What you will do: Reproduce each entry below in full, exactly as it was given.

Dataset entries

----

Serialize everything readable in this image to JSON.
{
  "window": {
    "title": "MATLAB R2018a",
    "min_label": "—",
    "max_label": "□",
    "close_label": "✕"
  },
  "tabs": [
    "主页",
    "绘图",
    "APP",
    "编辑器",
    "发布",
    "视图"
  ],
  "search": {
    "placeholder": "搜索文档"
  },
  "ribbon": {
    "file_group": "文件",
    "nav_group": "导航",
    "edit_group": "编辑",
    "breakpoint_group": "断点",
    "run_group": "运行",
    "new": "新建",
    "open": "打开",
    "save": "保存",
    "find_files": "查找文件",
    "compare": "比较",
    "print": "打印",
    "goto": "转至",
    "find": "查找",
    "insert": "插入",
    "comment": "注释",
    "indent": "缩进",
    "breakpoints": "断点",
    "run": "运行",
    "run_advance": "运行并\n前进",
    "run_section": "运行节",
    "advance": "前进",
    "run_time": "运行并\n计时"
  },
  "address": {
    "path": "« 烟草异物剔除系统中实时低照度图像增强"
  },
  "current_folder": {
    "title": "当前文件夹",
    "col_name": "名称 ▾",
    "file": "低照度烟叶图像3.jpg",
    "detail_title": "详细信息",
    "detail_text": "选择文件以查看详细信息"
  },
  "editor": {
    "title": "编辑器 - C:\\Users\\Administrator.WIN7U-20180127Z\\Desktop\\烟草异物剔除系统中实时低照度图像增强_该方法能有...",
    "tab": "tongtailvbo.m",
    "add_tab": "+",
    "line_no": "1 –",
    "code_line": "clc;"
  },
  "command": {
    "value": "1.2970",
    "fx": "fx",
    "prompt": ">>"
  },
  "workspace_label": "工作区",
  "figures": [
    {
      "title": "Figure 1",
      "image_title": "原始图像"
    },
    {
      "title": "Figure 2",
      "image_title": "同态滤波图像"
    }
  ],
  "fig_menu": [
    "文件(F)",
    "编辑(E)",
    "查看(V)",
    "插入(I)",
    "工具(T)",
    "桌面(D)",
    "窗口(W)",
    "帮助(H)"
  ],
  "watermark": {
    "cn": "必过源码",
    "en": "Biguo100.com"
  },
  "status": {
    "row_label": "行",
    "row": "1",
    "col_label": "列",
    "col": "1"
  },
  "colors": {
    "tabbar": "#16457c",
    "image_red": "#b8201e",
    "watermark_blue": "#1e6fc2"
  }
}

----

Response area:
Serialize everything readable in this image to JSON.
{
  "window": {
    "title": "MATLAB R2018a",
    "min_label": "—",
    "max_label": "□",
    "close_label": "✕"
  },
  "tabs": [
    "主页",
    "绘图",
    "APP",
    "编辑器",
    "发布",
    "视图"
  ],
  "search": {
    "placeholder": "搜索文档"
  },
  "ribbon": {
    "file_group": "文件",
    "nav_group": "导航",
    "edit_group": "编辑",
    "breakpoint_group": "断点",
    "run_group": "运行",
    "new": "新建",
    "open": "打开",
    "save": "保存",
    "find_files": "查找文件",
    "compare": "比较",
    "print": "打印",
    "goto": "转至",
    "find": "查找",
    "insert": "插入",
    "comment": "注释",
    "indent": "缩进",
    "breakpoints": "断点",
    "run": "运行",
    "run_advance": "运行并\n前进",
    "run_section": "运行节",
    "advance": "前进",
    "run_time": "运行并\n计时"
  },
  "address": {
    "path": "« 烟草异物剔除系统中实时低照度图像增强"
  },
  "current_folder": {
    "title": "当前文件夹",
    "col_name": "名称 ▾",
    "file": "低照度烟叶图像3.jpg",
    "detail_title": "详细信息",
    "detail_text": "选择文件以查看详细信息"
  },
  "editor": {
    "title": "编辑器 - C:\\Users\\Administrator.WIN7U-20180127Z\\Desktop\\烟草异物剔除系统中实时低照度图像增强_该方法能有...",
    "tab": "tongtailvbo.m",
    "add_tab": "+",
    "line_no": "1 –",
    "code_line": "clc;"
  },
  "command": {
    "value": "1.2970",
    "fx": "fx",
    "prompt": ">>"
  },
  "workspace_label": "工作区",
  "figures": [
    {
      "title": "Figure 1",
      "image_title": "原始图像"
    },
    {
      "title": "Figure 2",
      "image_title": "同态滤波图像"
    }
  ],
  "fig_menu": [
    "文件(F)",
    "编辑(E)",
    "查看(V)",
    "插入(I)",
    "工具(T)",
    "桌面(D)",
    "窗口(W)",
    "帮助(H)"
  ],
  "watermark": {
    "cn": "必过源码",
    "en": "Biguo100.com"
  },
  "status": {
    "row_label": "行",
    "row": "1",
    "col_label": "列",
    "col": "1"
  },
  "colors": {
    "tabbar": "#16457c",
    "image_red": "#b8201e",
    "watermark_blue": "#1e6fc2"
  }
}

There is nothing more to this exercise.